== Extracted data entries ==

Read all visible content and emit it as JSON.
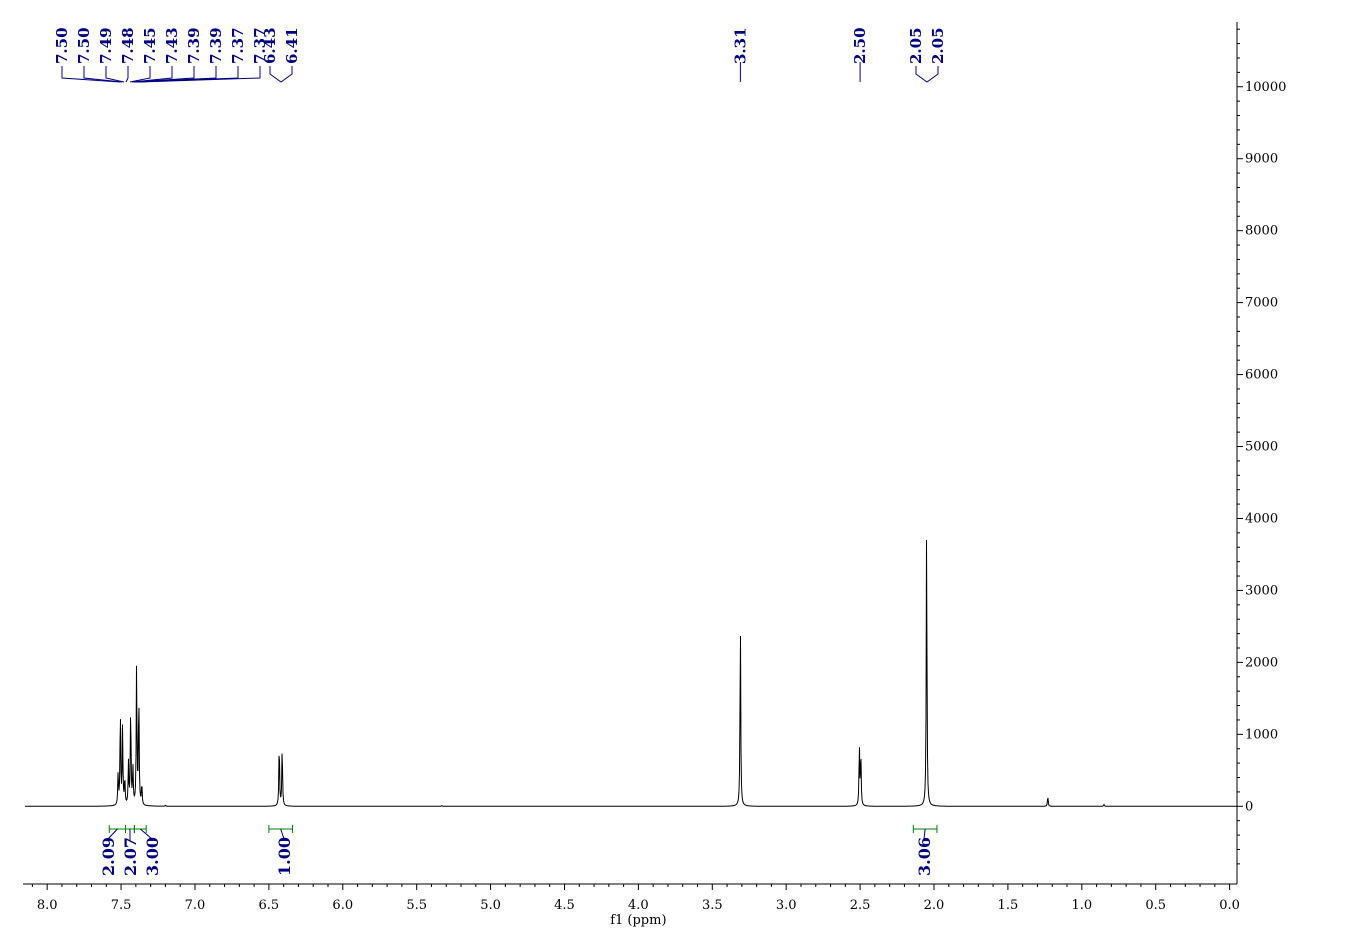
{
  "chart_data": {
    "type": "line",
    "title": "",
    "xlabel": "f1 (ppm)",
    "ylabel": "",
    "xlim": [
      8.15,
      -0.05
    ],
    "ylim": [
      -1080,
      10900
    ],
    "x_reversed": true,
    "grid": false,
    "x_ticks": [
      "8.0",
      "7.5",
      "7.0",
      "6.5",
      "6.0",
      "5.5",
      "5.0",
      "4.5",
      "4.0",
      "3.5",
      "3.0",
      "2.5",
      "2.0",
      "1.5",
      "1.0",
      "0.5",
      "0.0"
    ],
    "y_ticks": [
      "0",
      "1000",
      "2000",
      "3000",
      "4000",
      "5000",
      "6000",
      "7000",
      "8000",
      "9000",
      "10000"
    ],
    "series": [
      {
        "peaks": [
          {
            "x": 7.52,
            "y": 450
          },
          {
            "x": 7.505,
            "y": 1330
          },
          {
            "x": 7.49,
            "y": 1080
          },
          {
            "x": 7.475,
            "y": 380
          },
          {
            "x": 7.45,
            "y": 590
          },
          {
            "x": 7.435,
            "y": 1400
          },
          {
            "x": 7.42,
            "y": 530
          },
          {
            "x": 7.395,
            "y": 1980
          },
          {
            "x": 7.38,
            "y": 1570
          },
          {
            "x": 7.36,
            "y": 300
          },
          {
            "x": 6.43,
            "y": 890
          },
          {
            "x": 6.41,
            "y": 850
          },
          {
            "x": 3.31,
            "y": 2580
          },
          {
            "x": 2.505,
            "y": 850
          },
          {
            "x": 2.495,
            "y": 700
          },
          {
            "x": 2.05,
            "y": 3960
          },
          {
            "x": 1.23,
            "y": 140
          },
          {
            "x": 0.85,
            "y": 25
          },
          {
            "x": 5.33,
            "y": 12
          },
          {
            "x": 7.2,
            "y": 12
          }
        ]
      }
    ],
    "peak_labels": [
      "7.50",
      "7.50",
      "7.49",
      "7.48",
      "7.45",
      "7.43",
      "7.39",
      "7.39",
      "7.37",
      "7.37",
      "6.43",
      "6.41",
      "3.31",
      "2.50",
      "2.05",
      "2.05"
    ],
    "integrations": [
      {
        "label": "2.09",
        "from": 7.58,
        "to": 7.47
      },
      {
        "label": "2.07",
        "from": 7.47,
        "to": 7.41
      },
      {
        "label": "3.00",
        "from": 7.41,
        "to": 7.33
      },
      {
        "label": "1.00",
        "from": 6.5,
        "to": 6.34
      },
      {
        "label": "3.06",
        "from": 2.14,
        "to": 1.98
      }
    ],
    "colors": {
      "spectrum": "#000000",
      "peak_labels": "#000080",
      "integrals": "#008000"
    }
  }
}
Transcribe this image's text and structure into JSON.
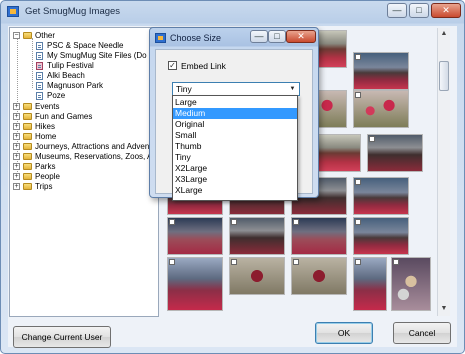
{
  "window": {
    "title": "Get SmugMug Images"
  },
  "tree": {
    "items": [
      {
        "label": "Other",
        "expander": "−"
      },
      {
        "label": "PSC & Space Needle"
      },
      {
        "label": "My SmugMug Site Files (Do N"
      },
      {
        "label": "Tulip Festival"
      },
      {
        "label": "Alki Beach"
      },
      {
        "label": "Magnuson Park"
      },
      {
        "label": "Poze"
      },
      {
        "label": "Events",
        "expander": "+"
      },
      {
        "label": "Fun and Games",
        "expander": "+"
      },
      {
        "label": "Hikes",
        "expander": "+"
      },
      {
        "label": "Home",
        "expander": "+"
      },
      {
        "label": "Journeys, Attractions and Advent",
        "expander": "+"
      },
      {
        "label": "Museums, Reservations, Zoos, Aqu",
        "expander": "+"
      },
      {
        "label": "Parks",
        "expander": "+"
      },
      {
        "label": "People",
        "expander": "+"
      },
      {
        "label": "Trips",
        "expander": "+"
      }
    ]
  },
  "dialog": {
    "title": "Choose Size",
    "embed_label": "Embed Link",
    "embed_checked": "✓",
    "size_value": "Tiny",
    "dropdown_arrow": "▼",
    "options": [
      "Large",
      "Medium",
      "Original",
      "Small",
      "Thumb",
      "Tiny",
      "X2Large",
      "X3Large",
      "XLarge"
    ],
    "highlighted": "Medium",
    "caption_buttons": {
      "minimize": "—",
      "maximize": "□",
      "close": "✕"
    }
  },
  "caption_buttons": {
    "minimize": "—",
    "maximize": "□",
    "close": "✕"
  },
  "buttons": {
    "change_user": "Change Current User",
    "ok": "OK",
    "cancel": "Cancel"
  },
  "scrollbar": {
    "up": "▲",
    "down": "▼"
  },
  "colors": {
    "selection": "#3399ff",
    "window_frame": "#b9cee8"
  }
}
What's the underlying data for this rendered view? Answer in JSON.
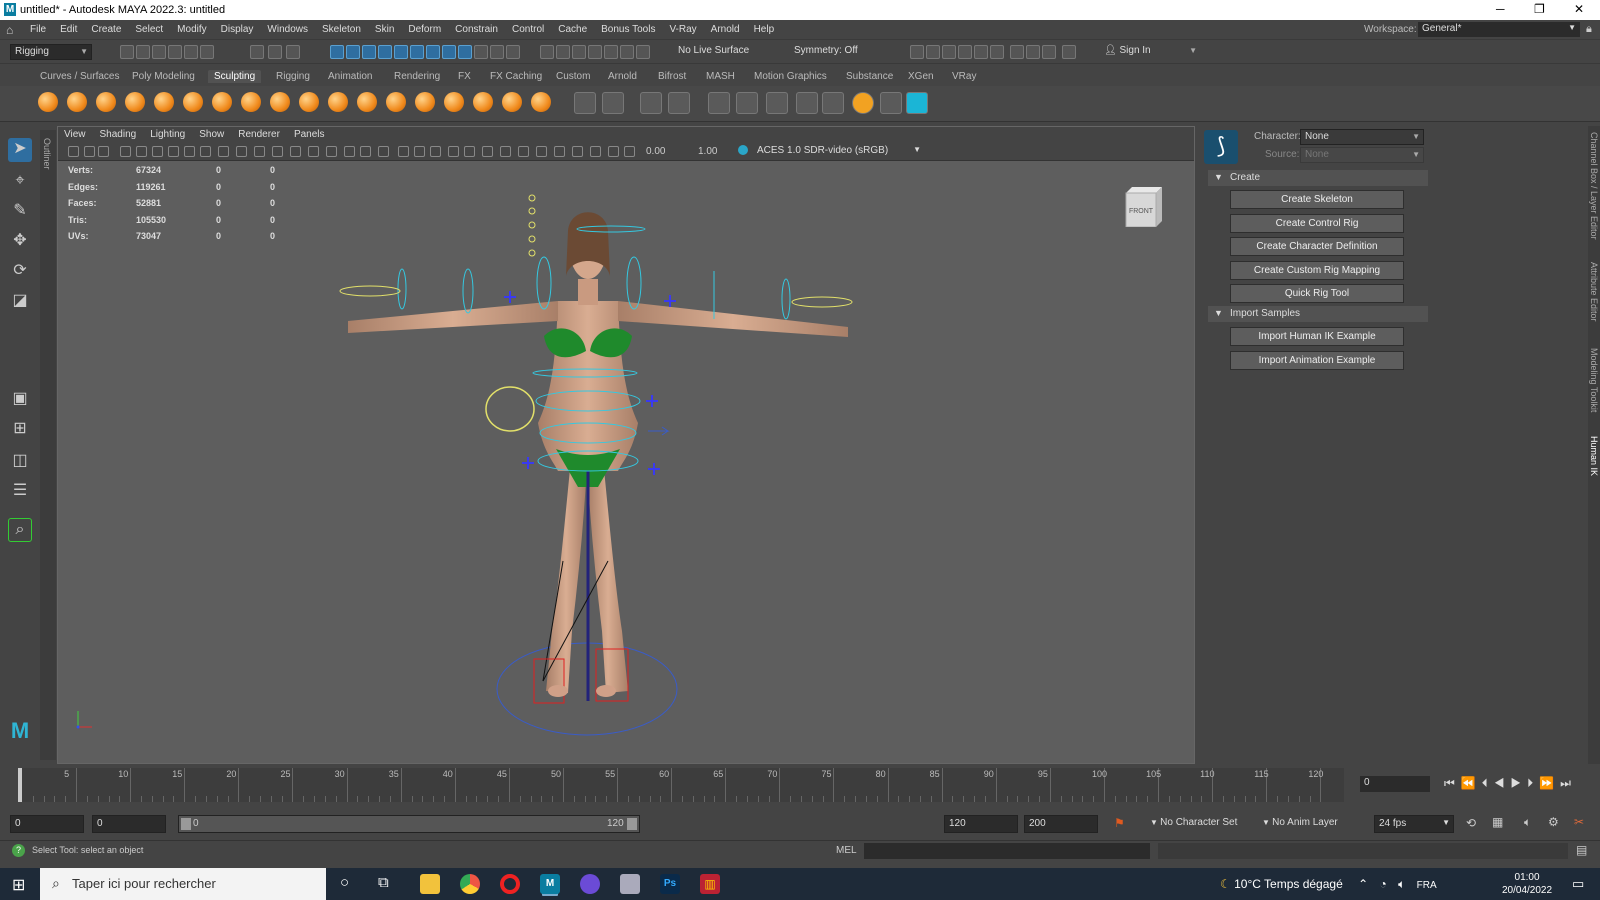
{
  "window": {
    "title": "untitled* - Autodesk MAYA 2022.3: untitled",
    "logo_letter": "M"
  },
  "menu": [
    "File",
    "Edit",
    "Create",
    "Select",
    "Modify",
    "Display",
    "Windows",
    "Skeleton",
    "Skin",
    "Deform",
    "Constrain",
    "Control",
    "Cache",
    "Bonus Tools",
    "V-Ray",
    "Arnold",
    "Help"
  ],
  "workspace": {
    "label": "Workspace:",
    "value": "General*"
  },
  "statusline": {
    "menuset": "Rigging",
    "live_surface": "No Live Surface",
    "symmetry": "Symmetry: Off",
    "sign_in": "Sign In"
  },
  "shelf_tabs": [
    "Curves / Surfaces",
    "Poly Modeling",
    "Sculpting",
    "Rigging",
    "Animation",
    "Rendering",
    "FX",
    "FX Caching",
    "Custom",
    "Arnold",
    "Bifrost",
    "MASH",
    "Motion Graphics",
    "Substance",
    "XGen",
    "VRay"
  ],
  "active_shelf_tab": "Sculpting",
  "outliner_label": "Outliner",
  "viewport": {
    "menu": [
      "View",
      "Shading",
      "Lighting",
      "Show",
      "Renderer",
      "Panels"
    ],
    "exposure": "0.00",
    "gamma": "1.00",
    "colorspace": "ACES 1.0 SDR-video (sRGB)",
    "viewcube_label": "FRONT",
    "hud": [
      {
        "label": "Verts:",
        "v1": "67324",
        "v2": "0",
        "v3": "0"
      },
      {
        "label": "Edges:",
        "v1": "119261",
        "v2": "0",
        "v3": "0"
      },
      {
        "label": "Faces:",
        "v1": "52881",
        "v2": "0",
        "v3": "0"
      },
      {
        "label": "Tris:",
        "v1": "105530",
        "v2": "0",
        "v3": "0"
      },
      {
        "label": "UVs:",
        "v1": "73047",
        "v2": "0",
        "v3": "0"
      }
    ]
  },
  "humanik": {
    "character_label": "Character:",
    "character_value": "None",
    "source_label": "Source:",
    "source_value": "None",
    "create_section": "Create",
    "create_buttons": [
      "Create Skeleton",
      "Create Control Rig",
      "Create Character Definition",
      "Create Custom Rig Mapping",
      "Quick Rig Tool"
    ],
    "import_section": "Import Samples",
    "import_buttons": [
      "Import Human IK Example",
      "Import Animation Example"
    ]
  },
  "side_tabs": [
    "Channel Box / Layer Editor",
    "Attribute Editor",
    "Modeling Toolkit",
    "Human IK"
  ],
  "timeline": {
    "ticks": [
      "5",
      "10",
      "15",
      "20",
      "25",
      "30",
      "35",
      "40",
      "45",
      "50",
      "55",
      "60",
      "65",
      "70",
      "75",
      "80",
      "85",
      "90",
      "95",
      "100",
      "105",
      "110",
      "115",
      "120"
    ],
    "current_frame": "0"
  },
  "range": {
    "start": "0",
    "anim_start": "0",
    "slider_start": "0",
    "slider_end": "120",
    "end": "120",
    "anim_end": "200",
    "character_set": "No Character Set",
    "anim_layer": "No Anim Layer",
    "fps": "24 fps"
  },
  "helpline": {
    "text": "Select Tool: select an object",
    "mel": "MEL"
  },
  "taskbar": {
    "search": "Taper ici pour rechercher",
    "weather": "10°C  Temps dégagé",
    "lang": "FRA",
    "time": "01:00",
    "date": "20/04/2022"
  },
  "colors": {
    "accent": "#2f6ea0",
    "maya_teal": "#0a7da0",
    "viewport_bg": "#5e5e5e"
  }
}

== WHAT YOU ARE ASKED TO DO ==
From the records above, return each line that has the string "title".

== SOLUTION FOR THIS PROBLEM ==
    "title": "",
    "title": "Get SmugMug Images"
    "title": "Choose Size",
    "title": "untitled* - Autodesk MAYA 2022.3: untitled",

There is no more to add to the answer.